He had given the farm and all responsibility to his youngest son. The oldest son had studied computer science and had moved into town. The old farmer still helped whenever he could. The son had helped him as a kid already, as it is on the farm when the old farmer is still in charge, and had learned all the basics of farming. But then, once he had graduated from high school, he had gone to university to study agriculture. When he came back to take over the farm, he improved everything, brought it up to standard. The old farmer had operated the small farm all by himself, eight cows, a couple of pigs, chickens, and the horse. That was it. The horse was needed whenever something had to be pulled: the wagon, the plow, or anything else. The farmer’s wife took care of the kids, did the cooking for the family and the pigs, the laundry and also worked the house garden in the back with all natural Bio-vegetables on account of the cow manure. In the early years she had milked the cows, but later, as more children arrived, the old farmer took on that chore too. Milking them twice a day, taking them out to pasture, and working in the fields in between had been the farmer’s life. But not anymore.

Everything was different now. There were 80 cows, not just eight, and fifteen calves. The cows and calves had chips implanted under their skin instead of names like Elsie or Ami as it used to be. The calves had them too. All part of a new computer system. The calves would have liked to drink their mothers’ milk but were trained to walk up to a spout to drink their special calf food mix. When the computer program figured they had enough, they got no more. When they didn’t eat enough, the young farmer knew they were sick and called for the vet to have a look.

Milking the cows was also fully automated. They walked up to a special milking station whenever their udder was full and hurt. The suction cups of the milking machine automatically clicked on to the cows’ differently shaped udders and teats. Needless to say, the computer also registered the amount of milk per cow. When there wasn’t enough anymore, she was in trouble. The horse had also been in trouble after the young farmer bought a tractor to pull stuff, but the old farmer insisted on keeping his buddy of many years. All that automation left enough time for the young farmer, with some occasional help, to work the fields also with new machinery.

You might wonder what the old farmer was still doing in such a fully computerised operation. Well, there was the day of the power outage. The cows were screaming and had to be relieved by hand. That was something the old farmer was used to, if not for so many udders. But together, the whole family did help out. The computer failed too, every so often. Luckily, the grandson knew how to fix it but, in the meantime, it was all hands on deck for the family, with the experienced grandpa upfront.

Several times, the old horse got his chance to be of use, whenever the shiny new tractor got stuck in the mud of a field.

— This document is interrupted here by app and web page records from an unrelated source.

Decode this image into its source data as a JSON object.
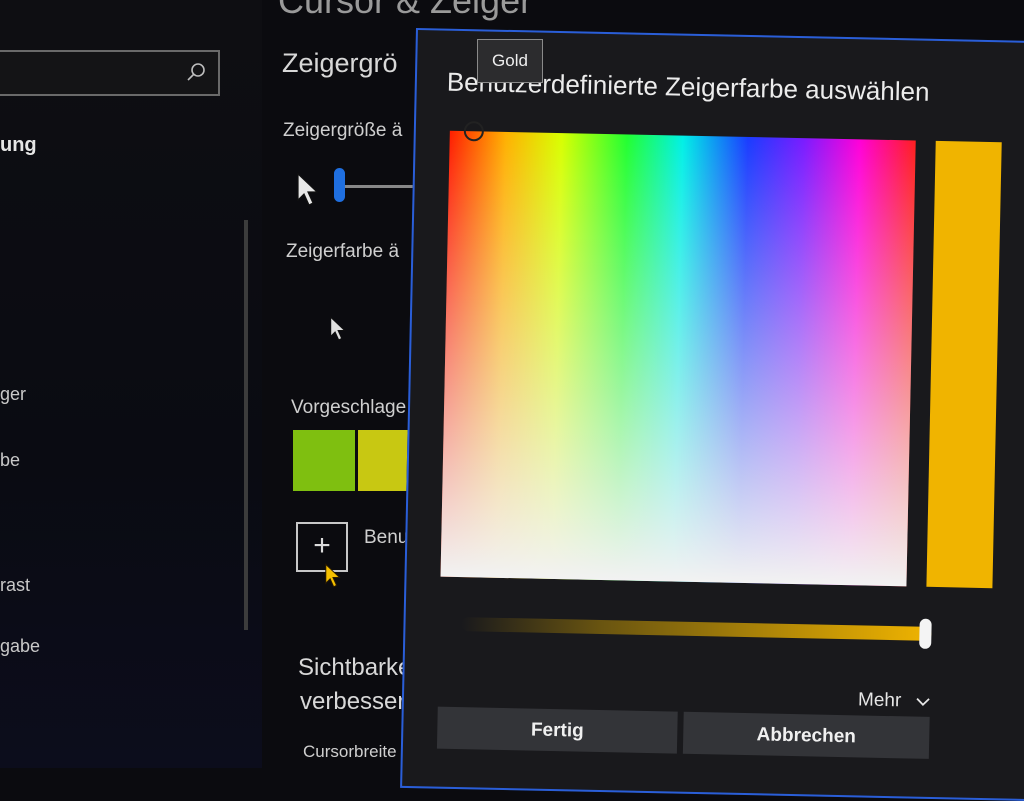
{
  "nav": {
    "items": [
      {
        "label": "ung",
        "bold": true
      },
      {
        "label": "ger"
      },
      {
        "label": "be"
      },
      {
        "label": "rast"
      },
      {
        "label": "gabe"
      }
    ]
  },
  "page": {
    "title": "Cursor & Zeiger",
    "section_pointer_size": "Zeigergrö",
    "pointer_size_label": "Zeigergröße ä",
    "pointer_color_label": "Zeigerfarbe ä",
    "suggested_label": "Vorgeschlage",
    "custom_label": "Benut",
    "visibility_heading_line1": "Sichtbarke",
    "visibility_heading_line2": "verbesserr",
    "cursor_width_label": "Cursorbreite",
    "swatches": [
      "#7fbf10",
      "#c8c812"
    ]
  },
  "dialog": {
    "title": "Benutzerdefinierte Zeigerfarbe auswählen",
    "selected_color": "#f0b400",
    "value_level": 1.0,
    "more_label": "Mehr",
    "done_label": "Fertig",
    "cancel_label": "Abbrechen"
  },
  "tooltip": {
    "label": "Gold"
  },
  "icons": [
    "search-icon",
    "pointer-arrow-icon",
    "plus-icon",
    "chevron-down-icon",
    "mouse-cursor-icon"
  ]
}
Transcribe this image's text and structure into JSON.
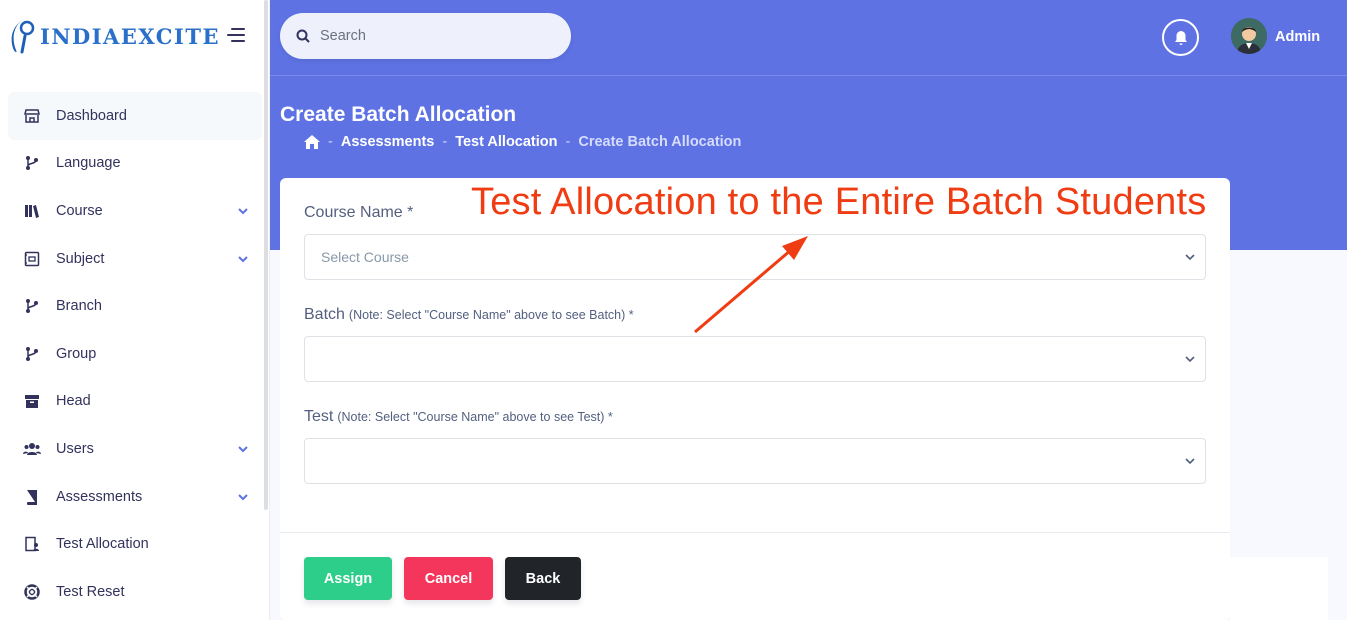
{
  "brand": {
    "name": "INDIAEXCITE",
    "color": "#2a6fc9"
  },
  "colors": {
    "header": "#5e72e4",
    "assign": "#2dce89",
    "cancel": "#f5365c",
    "back": "#212529",
    "annotation": "#f03c13"
  },
  "sidebar": {
    "items": [
      {
        "label": "Dashboard",
        "icon": "shop-icon",
        "active": true
      },
      {
        "label": "Language",
        "icon": "branch-icon"
      },
      {
        "label": "Course",
        "icon": "library-icon",
        "expandable": true
      },
      {
        "label": "Subject",
        "icon": "list-box-icon",
        "expandable": true
      },
      {
        "label": "Branch",
        "icon": "branch-icon"
      },
      {
        "label": "Group",
        "icon": "branch-icon"
      },
      {
        "label": "Head",
        "icon": "box-icon"
      },
      {
        "label": "Users",
        "icon": "users-icon",
        "expandable": true
      },
      {
        "label": "Assessments",
        "icon": "book-icon",
        "expandable": true
      },
      {
        "label": "Test Allocation",
        "icon": "assign-icon"
      },
      {
        "label": "Test Reset",
        "icon": "lifebuoy-icon"
      }
    ]
  },
  "header": {
    "search_placeholder": "Search",
    "user_name": "Admin"
  },
  "page": {
    "title": "Create Batch Allocation",
    "breadcrumb": [
      "Assessments",
      "Test Allocation",
      "Create Batch Allocation"
    ]
  },
  "form": {
    "course": {
      "label": "Course Name *",
      "placeholder": "Select Course"
    },
    "batch": {
      "label": "Batch",
      "note": "(Note: Select \"Course Name\" above to see Batch) *",
      "value": ""
    },
    "test": {
      "label": "Test",
      "note": "(Note: Select \"Course Name\" above to see Test) *",
      "value": ""
    }
  },
  "buttons": {
    "assign": "Assign",
    "cancel": "Cancel",
    "back": "Back"
  },
  "annotation": {
    "text": "Test Allocation to the Entire Batch Students"
  }
}
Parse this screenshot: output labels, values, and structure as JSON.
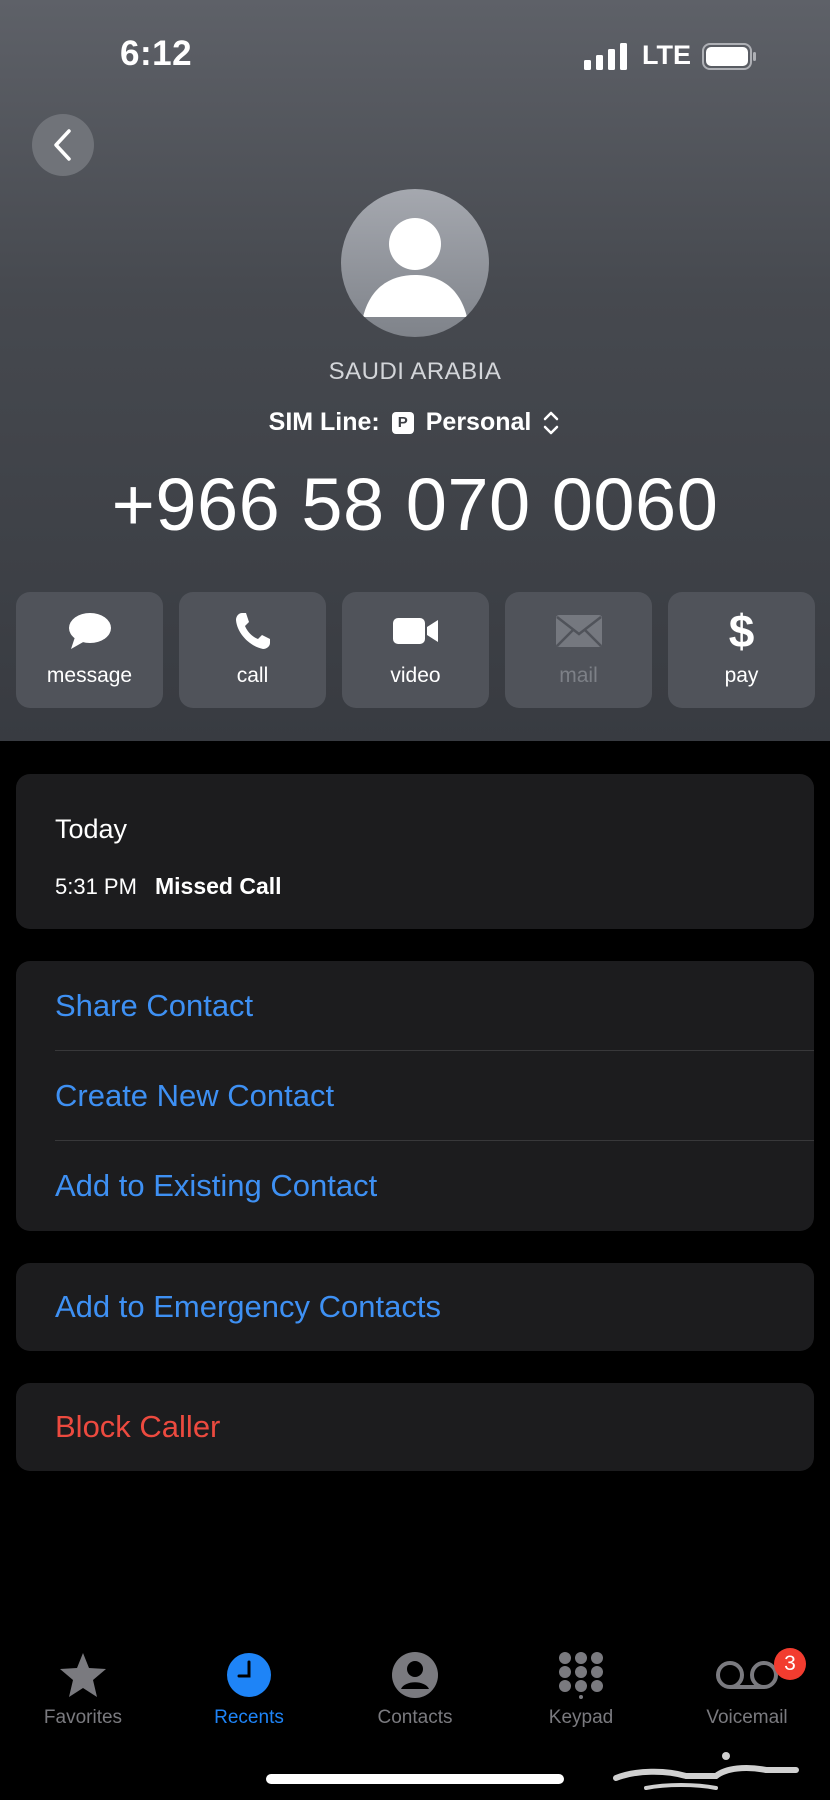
{
  "status_bar": {
    "time": "6:12",
    "network": "LTE"
  },
  "contact": {
    "name": "SAUDI ARABIA",
    "sim_line_label": "SIM Line:",
    "sim_badge": "P",
    "sim_line_value": "Personal",
    "phone_number": "+966 58 070 0060"
  },
  "actions": [
    {
      "label": "message",
      "icon": "message-bubble-icon"
    },
    {
      "label": "call",
      "icon": "phone-icon"
    },
    {
      "label": "video",
      "icon": "video-camera-icon"
    },
    {
      "label": "mail",
      "icon": "envelope-icon",
      "disabled": true
    },
    {
      "label": "pay",
      "icon": "dollar-icon"
    }
  ],
  "recents": {
    "day": "Today",
    "time": "5:31 PM",
    "type": "Missed Call"
  },
  "contact_options": [
    "Share Contact",
    "Create New Contact",
    "Add to Existing Contact"
  ],
  "emergency_option": "Add to Emergency Contacts",
  "block_option": "Block Caller",
  "tabs": [
    {
      "label": "Favorites",
      "icon": "star-icon"
    },
    {
      "label": "Recents",
      "icon": "clock-icon",
      "active": true
    },
    {
      "label": "Contacts",
      "icon": "person-circle-icon"
    },
    {
      "label": "Keypad",
      "icon": "keypad-icon"
    },
    {
      "label": "Voicemail",
      "icon": "voicemail-icon",
      "badge": "3"
    }
  ],
  "colors": {
    "accent": "#3e90f3",
    "destructive": "#ec4a3f",
    "tab_active": "#1e84f7",
    "badge": "#f23c2f"
  },
  "watermark": "حراج"
}
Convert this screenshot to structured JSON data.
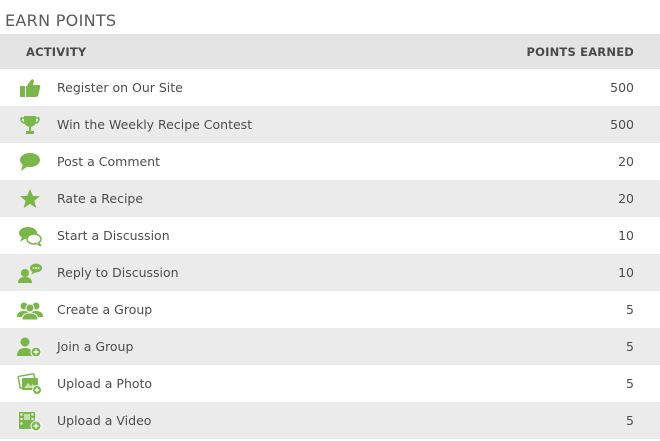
{
  "title": "EARN POINTS",
  "header": {
    "activity": "ACTIVITY",
    "points": "POINTS EARNED"
  },
  "accent_color": "#7ab648",
  "rows": [
    {
      "icon": "thumbs-up-icon",
      "label": "Register on Our Site",
      "points": "500"
    },
    {
      "icon": "trophy-icon",
      "label": "Win the Weekly Recipe Contest",
      "points": "500"
    },
    {
      "icon": "speech-bubble-icon",
      "label": "Post a Comment",
      "points": "20"
    },
    {
      "icon": "star-icon",
      "label": "Rate a Recipe",
      "points": "20"
    },
    {
      "icon": "discussion-bubbles-icon",
      "label": "Start a Discussion",
      "points": "10"
    },
    {
      "icon": "reply-user-icon",
      "label": "Reply to Discussion",
      "points": "10"
    },
    {
      "icon": "group-icon",
      "label": "Create a Group",
      "points": "5"
    },
    {
      "icon": "join-user-icon",
      "label": "Join a Group",
      "points": "5"
    },
    {
      "icon": "photo-upload-icon",
      "label": "Upload a Photo",
      "points": "5"
    },
    {
      "icon": "video-upload-icon",
      "label": "Upload a Video",
      "points": "5"
    }
  ]
}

He managed to pull it out every time, although it often took him longer than in his younger years.

The young farmer had learned in university about some benefits of untreated milk and had started to sell such milk to the villagers. That made for some extra income. One day in fall, the farmer’s wife had some extra vegetables in her garden and asked the customers coming by for milk, if they wanted to buy some. Those without their own garden did, and again, it helped financially. Some of the milk customers with a garden of their own did not buy anything, of course. They said they had too much themselves and would sell it if they could. Well, the farm was already a store of some kind, and grandpa offered to sell it for them. For a fee. He made up a sign saying, “Milk and vegetables for sale. All natural.” and put it up on the road.

Some days in the evening, the old and the young farmer discussed what the weather would probably be like the next few days and if they should wait with the harvest or start now. In Spring they watched what was happening on the board of trade in Chicago. The young farmer had to decide what to plant. There were prices for corn, soybeans, oats and much more. And they all went up and down. All kinds of decisions had to be made. For instance, there was an offer from a bio-gas company to buy all their corn to make methanol gas for cars. They declined. Corn was food, not gasoline.

In the end, all decisions were made by the young farmer, but the old farmer felt good to still be included and also sometimes able to help with additional income. After all, there were new kids born with all kind of needs. The next generation had to be brought up to take over the farm eventually.